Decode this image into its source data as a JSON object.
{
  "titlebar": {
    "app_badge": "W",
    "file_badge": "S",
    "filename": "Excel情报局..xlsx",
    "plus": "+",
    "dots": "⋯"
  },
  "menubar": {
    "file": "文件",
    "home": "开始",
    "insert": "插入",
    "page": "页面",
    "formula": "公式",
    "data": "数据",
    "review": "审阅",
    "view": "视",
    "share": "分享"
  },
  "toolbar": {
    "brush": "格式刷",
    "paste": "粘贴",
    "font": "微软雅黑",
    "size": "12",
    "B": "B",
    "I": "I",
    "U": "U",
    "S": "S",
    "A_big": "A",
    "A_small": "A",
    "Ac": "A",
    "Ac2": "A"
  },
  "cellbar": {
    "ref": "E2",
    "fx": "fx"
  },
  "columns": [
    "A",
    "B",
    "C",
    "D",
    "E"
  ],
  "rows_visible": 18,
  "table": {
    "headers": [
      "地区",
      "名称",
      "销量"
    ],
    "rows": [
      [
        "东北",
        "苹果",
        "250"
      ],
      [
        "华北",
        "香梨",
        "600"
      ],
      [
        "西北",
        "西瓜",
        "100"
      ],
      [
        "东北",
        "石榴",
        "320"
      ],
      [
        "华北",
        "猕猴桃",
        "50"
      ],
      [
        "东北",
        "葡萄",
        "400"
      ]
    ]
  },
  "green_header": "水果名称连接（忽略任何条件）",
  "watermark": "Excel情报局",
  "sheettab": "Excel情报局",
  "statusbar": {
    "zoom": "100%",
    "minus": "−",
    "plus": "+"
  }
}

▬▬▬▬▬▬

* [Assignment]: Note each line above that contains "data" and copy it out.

* [Exercise result]:
Decode this image into its source data as a JSON object.
    "data": "数据",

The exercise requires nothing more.